And the Institute for Local Self Reliance agrees. In recent reporting and public remarks, the leading sustainability think tank has come out strongly in favor of community composting schemes as integral to any long-term and universal organics disposal platform. Curbside subscription services like those in Portland, OR, and Seattle, WA, and even nearby Oak Park, IL, are excellent, but they cost money (either through user fees or tax dollars) and still rely on long-haul trucking and fossil fuel consumption. On the other hand, large commercial compost facilities face significant cost and regulatory barriers to market entry and success. Community composting schemes will help close the geographic and service area gaps that will inevitably exist on the composting map until curbside becomes a universal offering or statewide organic disposal bans – as in Massachusetts and Vermont – become the order of the day.
Home Sites and Community Sites
Our all-volunteer model has to make choices, however, in terms of resource allocation and labor supply. As we grow and continue to expand our compost footprint around the city, our network must grow flexibly as well, in concert with our limited volunteer resources. We must distinguish the maintenance needs of our home sites and those of the larger network of community sites that we helped launch but need to operate semiautonomously, with community garden leaders and tenants taking over maintenance of the compost bins. Our home sites are higher-traffic sites, those that our couriers use, and where we host our public turnings a few times per month. We are committed to implementing a full maintenance flow – from regular turnings, site improvements, and compost harvesting – at these core sites. The list of home sites is subject to change, as future needs dictate, but right now, our highest-priority sites comprise three in River West and one on the South Side:
- Friends Community Garden at Auer and Gordon
- Scooter Foundation at Buffum and Wright
- ARTery at Keefe and Richards
- Bay View Hide House Community Garden at Burrell and Deer
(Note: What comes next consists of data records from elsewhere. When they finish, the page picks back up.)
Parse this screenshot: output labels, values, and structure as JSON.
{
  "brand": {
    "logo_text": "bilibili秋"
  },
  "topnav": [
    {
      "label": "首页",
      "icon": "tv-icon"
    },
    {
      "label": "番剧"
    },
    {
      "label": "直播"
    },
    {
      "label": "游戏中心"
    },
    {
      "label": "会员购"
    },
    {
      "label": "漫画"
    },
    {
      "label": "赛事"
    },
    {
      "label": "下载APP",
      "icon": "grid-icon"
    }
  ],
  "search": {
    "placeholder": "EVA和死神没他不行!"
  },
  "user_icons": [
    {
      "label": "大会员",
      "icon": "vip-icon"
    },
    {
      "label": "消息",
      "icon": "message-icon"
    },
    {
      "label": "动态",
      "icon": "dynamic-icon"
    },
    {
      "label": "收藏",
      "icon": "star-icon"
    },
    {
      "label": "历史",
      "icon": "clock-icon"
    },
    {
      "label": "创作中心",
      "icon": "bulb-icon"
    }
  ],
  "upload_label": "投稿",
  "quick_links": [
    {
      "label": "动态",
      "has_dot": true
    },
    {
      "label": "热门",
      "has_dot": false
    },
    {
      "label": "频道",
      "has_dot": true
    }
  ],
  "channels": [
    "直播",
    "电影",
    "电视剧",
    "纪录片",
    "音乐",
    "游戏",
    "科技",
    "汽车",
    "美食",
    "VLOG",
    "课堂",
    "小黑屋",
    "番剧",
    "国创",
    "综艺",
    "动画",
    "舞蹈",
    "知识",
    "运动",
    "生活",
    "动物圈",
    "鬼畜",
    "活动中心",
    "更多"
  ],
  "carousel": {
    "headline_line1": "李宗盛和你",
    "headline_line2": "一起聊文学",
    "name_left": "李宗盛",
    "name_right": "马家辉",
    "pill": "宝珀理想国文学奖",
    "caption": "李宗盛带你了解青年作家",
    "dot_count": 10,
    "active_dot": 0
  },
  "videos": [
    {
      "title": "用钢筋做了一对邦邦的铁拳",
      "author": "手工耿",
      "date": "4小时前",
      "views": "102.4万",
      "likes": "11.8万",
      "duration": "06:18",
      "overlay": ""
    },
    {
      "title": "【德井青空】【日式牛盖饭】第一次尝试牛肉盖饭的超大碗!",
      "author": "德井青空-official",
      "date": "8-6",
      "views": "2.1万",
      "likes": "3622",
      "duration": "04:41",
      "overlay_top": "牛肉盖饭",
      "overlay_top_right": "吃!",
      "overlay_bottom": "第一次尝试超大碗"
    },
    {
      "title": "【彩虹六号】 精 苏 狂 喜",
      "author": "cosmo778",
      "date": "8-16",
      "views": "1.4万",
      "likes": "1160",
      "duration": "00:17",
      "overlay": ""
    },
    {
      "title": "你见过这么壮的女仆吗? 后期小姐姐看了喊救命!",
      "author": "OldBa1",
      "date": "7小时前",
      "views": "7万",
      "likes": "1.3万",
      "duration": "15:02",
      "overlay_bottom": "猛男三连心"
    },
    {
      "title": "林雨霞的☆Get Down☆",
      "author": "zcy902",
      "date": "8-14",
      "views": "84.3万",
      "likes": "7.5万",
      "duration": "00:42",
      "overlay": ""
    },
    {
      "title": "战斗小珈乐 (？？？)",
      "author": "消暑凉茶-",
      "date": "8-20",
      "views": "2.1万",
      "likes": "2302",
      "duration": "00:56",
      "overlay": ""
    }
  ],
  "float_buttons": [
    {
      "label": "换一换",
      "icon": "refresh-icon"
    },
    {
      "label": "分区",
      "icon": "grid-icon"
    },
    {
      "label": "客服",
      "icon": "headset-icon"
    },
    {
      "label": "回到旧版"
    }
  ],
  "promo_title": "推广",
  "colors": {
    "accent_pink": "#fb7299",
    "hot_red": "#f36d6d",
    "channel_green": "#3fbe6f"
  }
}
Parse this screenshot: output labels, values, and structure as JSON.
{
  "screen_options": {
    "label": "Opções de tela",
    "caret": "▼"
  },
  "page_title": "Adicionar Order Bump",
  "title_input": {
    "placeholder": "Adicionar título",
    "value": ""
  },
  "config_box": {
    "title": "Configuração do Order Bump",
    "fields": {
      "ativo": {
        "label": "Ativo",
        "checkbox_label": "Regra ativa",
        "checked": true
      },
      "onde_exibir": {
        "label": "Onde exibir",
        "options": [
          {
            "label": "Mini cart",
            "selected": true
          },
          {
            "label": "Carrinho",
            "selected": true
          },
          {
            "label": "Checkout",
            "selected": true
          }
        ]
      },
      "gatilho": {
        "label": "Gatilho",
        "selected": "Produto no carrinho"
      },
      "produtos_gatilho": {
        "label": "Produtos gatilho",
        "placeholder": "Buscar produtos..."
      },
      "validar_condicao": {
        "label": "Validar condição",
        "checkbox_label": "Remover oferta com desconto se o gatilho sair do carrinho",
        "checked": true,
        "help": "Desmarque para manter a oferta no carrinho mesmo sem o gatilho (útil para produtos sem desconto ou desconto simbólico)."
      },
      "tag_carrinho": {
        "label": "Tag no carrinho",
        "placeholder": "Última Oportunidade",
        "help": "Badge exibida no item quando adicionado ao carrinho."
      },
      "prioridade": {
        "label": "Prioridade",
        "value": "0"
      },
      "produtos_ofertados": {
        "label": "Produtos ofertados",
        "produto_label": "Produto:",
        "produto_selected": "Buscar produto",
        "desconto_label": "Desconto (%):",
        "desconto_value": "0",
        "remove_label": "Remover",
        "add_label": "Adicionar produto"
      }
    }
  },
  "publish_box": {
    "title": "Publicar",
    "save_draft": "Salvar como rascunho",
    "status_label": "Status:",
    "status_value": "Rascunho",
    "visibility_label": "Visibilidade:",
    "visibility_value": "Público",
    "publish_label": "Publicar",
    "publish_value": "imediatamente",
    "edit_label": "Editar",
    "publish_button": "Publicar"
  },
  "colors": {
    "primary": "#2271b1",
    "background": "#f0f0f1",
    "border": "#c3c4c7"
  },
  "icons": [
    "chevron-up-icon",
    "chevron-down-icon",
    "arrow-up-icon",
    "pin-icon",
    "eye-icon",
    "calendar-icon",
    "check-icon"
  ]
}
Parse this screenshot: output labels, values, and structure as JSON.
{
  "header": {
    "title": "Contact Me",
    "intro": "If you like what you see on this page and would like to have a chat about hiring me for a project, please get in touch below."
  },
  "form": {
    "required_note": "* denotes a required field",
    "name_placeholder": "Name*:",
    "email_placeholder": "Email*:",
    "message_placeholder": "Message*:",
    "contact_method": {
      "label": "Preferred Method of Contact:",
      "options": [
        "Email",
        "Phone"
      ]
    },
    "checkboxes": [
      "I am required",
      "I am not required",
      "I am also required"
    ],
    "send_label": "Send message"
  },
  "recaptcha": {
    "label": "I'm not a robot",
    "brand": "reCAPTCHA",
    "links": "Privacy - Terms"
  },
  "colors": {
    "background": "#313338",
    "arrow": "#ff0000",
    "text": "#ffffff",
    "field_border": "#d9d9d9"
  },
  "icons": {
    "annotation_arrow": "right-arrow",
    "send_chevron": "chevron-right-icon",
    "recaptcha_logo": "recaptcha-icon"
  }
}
One way we different from other community compost networks in Philadelphia, PA, Gainsville, FL, and other compost-friendly cities is that our sites our truly public, left unsupervised at all hours, and therefore, subject to forces outside our control. Contamination with plastic bags and other trash, uncovered contributions, and insufficient brown source use remain perennial concerns. But we feel strongly that the many advantages of open and inclusive community composting far outweigh these small drawbacks. Our model hopes to make composting as easy and convenient as possible, in the hope of drawing more residents and businesses into the movement.